On Iván Babiano’s La Serpiente Arco Iris (“The Rainbow Serpent”)


Felisa Karr, the private detective that author Iván Babiano introduced to the readers in this 2007 novel, has a different story. Quite a girly beauty, no particular tough appearance, pretty meticulous in respect of her wardrobe, having a soft spot for the color white (a feature that makes her the most dazzling, glamorous PI in Madrid)—Felisa’s female perceptive touch makes her unbeatable in her job.

A series of helpers support Miss Karr in her investigations. Among them, an old bookstore owner, aged Hindu Yhajaira, stands out in this adventure as the cultivated interpreter of the ‘rainbow serpent’ symbol. Felisa also enjoys the assistance of the usual detective’s secretary—a kind of gossipy in this case.

So. . .What makes Felisa’s story so exceptional? Let me tell you her biggest secret. Please lend your ear—: Felisa is actually a transgender detective.

In La Serpiente Arco Iris, the author focuses on the investigation revolving around the murder of Leandro, Lean, the partner of Felisa’s Irish client, Robert Mitch (a nod to the male lead in Jacques Tourneur’s Out of the Past, and Charles Laughton’s Night of the Hunter?).[1] Mr. Mitch found Lean’s body home. The corpse signs suggested that the poor fellow had been brutally attacked and raped by several men. Karr finds suspicious the presence of several tattoos throughout Lean’s skin representing a rainbow snake eating itself, a clue about something that even her client himself is hiding. . .Later Felisa will find out that Lean and Robert had an open relationship, and the two of them were regular patrons in La Serpiente Arco Iris.

La Serpiente Arco Iris is a night club chain spread all around the world, with a clear target audience: committed gay men. Committed to—what, you ask? Committed to the society’s own rules. In fact, this is the cover for a cult consisting of a close circle of homosexuals that have bareback sex among their members only in order to protect themselves from sexually transmitted diseases. They found out that Lean had broken the rule the moment he fell in love with someone unconnected with the society, so they decided to eliminate him.[2]

During her inquiries, Felisa will unfortunately need the help of the police. I say unfortunately, as she should meet again some former colleagues from her not so distant young years as a policeman, from inveterate homophobe, unpleasant sexist Lt. Ramón Díaz, to a more delightful reunion: Ángel (the name fits like a glove), an attractive workmate who was always nice to her.

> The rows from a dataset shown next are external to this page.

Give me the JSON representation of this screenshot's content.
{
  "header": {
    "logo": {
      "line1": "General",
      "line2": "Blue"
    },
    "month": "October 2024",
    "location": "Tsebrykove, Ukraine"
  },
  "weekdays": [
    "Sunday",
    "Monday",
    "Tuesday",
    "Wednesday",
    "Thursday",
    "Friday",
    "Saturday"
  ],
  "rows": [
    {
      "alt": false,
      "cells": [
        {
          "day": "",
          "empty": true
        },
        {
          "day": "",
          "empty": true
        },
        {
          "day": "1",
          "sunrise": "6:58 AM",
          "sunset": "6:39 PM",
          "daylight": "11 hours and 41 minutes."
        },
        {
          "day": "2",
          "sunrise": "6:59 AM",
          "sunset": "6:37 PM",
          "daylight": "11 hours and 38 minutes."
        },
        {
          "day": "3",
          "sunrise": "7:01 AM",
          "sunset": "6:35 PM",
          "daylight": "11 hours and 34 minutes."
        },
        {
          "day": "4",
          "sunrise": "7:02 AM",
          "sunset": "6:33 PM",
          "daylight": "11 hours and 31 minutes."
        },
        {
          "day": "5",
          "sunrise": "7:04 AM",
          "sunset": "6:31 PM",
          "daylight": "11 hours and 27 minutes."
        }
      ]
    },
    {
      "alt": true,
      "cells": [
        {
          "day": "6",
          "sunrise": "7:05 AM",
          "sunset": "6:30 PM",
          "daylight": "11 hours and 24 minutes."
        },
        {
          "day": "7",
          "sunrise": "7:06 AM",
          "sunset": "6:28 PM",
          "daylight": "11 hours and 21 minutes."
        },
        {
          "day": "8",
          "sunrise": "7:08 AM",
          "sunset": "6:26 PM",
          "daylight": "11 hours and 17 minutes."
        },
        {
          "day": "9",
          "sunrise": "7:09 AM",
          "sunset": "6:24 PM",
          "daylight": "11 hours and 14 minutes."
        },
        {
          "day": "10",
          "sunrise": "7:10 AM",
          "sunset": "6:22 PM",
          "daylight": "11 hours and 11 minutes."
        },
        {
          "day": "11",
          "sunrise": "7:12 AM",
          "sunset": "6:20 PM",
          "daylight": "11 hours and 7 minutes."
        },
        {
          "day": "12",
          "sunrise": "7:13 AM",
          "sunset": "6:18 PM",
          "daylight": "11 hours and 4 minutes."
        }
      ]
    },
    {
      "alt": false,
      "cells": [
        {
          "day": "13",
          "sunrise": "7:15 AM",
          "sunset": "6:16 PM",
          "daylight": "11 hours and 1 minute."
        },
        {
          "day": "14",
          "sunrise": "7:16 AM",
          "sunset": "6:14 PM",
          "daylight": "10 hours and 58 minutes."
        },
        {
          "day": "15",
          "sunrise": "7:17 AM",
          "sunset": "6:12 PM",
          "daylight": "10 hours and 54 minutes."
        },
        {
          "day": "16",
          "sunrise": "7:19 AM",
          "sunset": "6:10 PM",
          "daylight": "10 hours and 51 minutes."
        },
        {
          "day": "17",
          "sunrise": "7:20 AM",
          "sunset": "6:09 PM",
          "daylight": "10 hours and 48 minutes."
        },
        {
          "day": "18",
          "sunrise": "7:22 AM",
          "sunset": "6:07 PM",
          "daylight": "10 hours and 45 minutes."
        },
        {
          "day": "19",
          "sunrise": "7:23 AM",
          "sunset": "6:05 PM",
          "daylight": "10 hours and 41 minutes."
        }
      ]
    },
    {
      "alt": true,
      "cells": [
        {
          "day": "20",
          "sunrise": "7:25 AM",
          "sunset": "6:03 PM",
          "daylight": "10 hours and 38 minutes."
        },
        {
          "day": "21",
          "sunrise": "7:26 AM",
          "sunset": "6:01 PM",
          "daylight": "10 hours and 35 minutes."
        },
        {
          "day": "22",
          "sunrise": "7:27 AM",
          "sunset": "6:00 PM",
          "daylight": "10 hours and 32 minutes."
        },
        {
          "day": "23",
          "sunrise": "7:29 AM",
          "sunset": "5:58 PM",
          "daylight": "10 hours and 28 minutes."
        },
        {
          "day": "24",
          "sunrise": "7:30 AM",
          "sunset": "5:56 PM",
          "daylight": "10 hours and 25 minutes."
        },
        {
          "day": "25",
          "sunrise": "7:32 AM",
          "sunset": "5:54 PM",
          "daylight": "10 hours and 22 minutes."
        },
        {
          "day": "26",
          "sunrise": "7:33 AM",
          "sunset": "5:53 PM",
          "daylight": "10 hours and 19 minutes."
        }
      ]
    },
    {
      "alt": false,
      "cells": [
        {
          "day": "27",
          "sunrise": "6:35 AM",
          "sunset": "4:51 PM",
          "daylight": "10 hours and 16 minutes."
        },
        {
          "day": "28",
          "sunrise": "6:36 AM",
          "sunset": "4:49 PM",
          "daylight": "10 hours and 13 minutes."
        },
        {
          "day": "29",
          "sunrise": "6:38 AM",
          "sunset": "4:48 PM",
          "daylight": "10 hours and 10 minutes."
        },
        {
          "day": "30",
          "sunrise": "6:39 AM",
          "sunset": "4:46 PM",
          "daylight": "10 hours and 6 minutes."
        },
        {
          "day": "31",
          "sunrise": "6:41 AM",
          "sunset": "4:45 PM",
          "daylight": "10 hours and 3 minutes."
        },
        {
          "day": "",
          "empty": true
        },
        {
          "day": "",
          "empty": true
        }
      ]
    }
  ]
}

Given that passing herself off as a man is the only means to enter the society and solve the mystery, Felisa will get her long blonde hair cut, and hide her oversized breast. This way, our classy heroine will have to face her old times’ hardest facet: the memory of Felipe Carrillo—her previous self before she decided to look like a woman on the outside.

At the end of the book, Felisa Karr not only seems to have overcome her unhappiest, most traumatic episodes after making peace with her past, but you can also have the feeling that she has made the ultimate resolution on sex reassignment surgery.

The most interesting aspect in Babiano’s book may be the portrait of the sleuth rather than the plot, extremely typical and weak in terms of suspense. A key point in this kind of literary genre is the surprising final twist; here, the villain’s identity is obvious from their very first appearance. Anyway, it is nice to walk hand in hand throughout the narration with Miss Felisa Karr, probably the sweetest, most charming private investigator in Spanish fiction. Anyone would be pleased to be a friend of hers—or take a spicier step forward!



[1] This is not the only cinematographic reference in the book: when Felisa ran into her transgender prostitute friend, its depiction is quite similar to the moment when Manuela (Cecilia Roth) met La Agrado (Antonia San Juan) again after many years in Pedro Almodóvar’s All About My Mother (original title: Todo sobre mi madre). Also the atmosphere in the night club reminds of the mysterious private party that Dr. William Harford (Tom Cruise) attended in Stanley Kubrick’s Eyes Wide Shut.
[2] Regarding the fact that we are dealing with an organization aimed to protect their members from sexual diseases, it is hard to understand why they condomlessly rape the individual who has had sex with someone outside the society. . .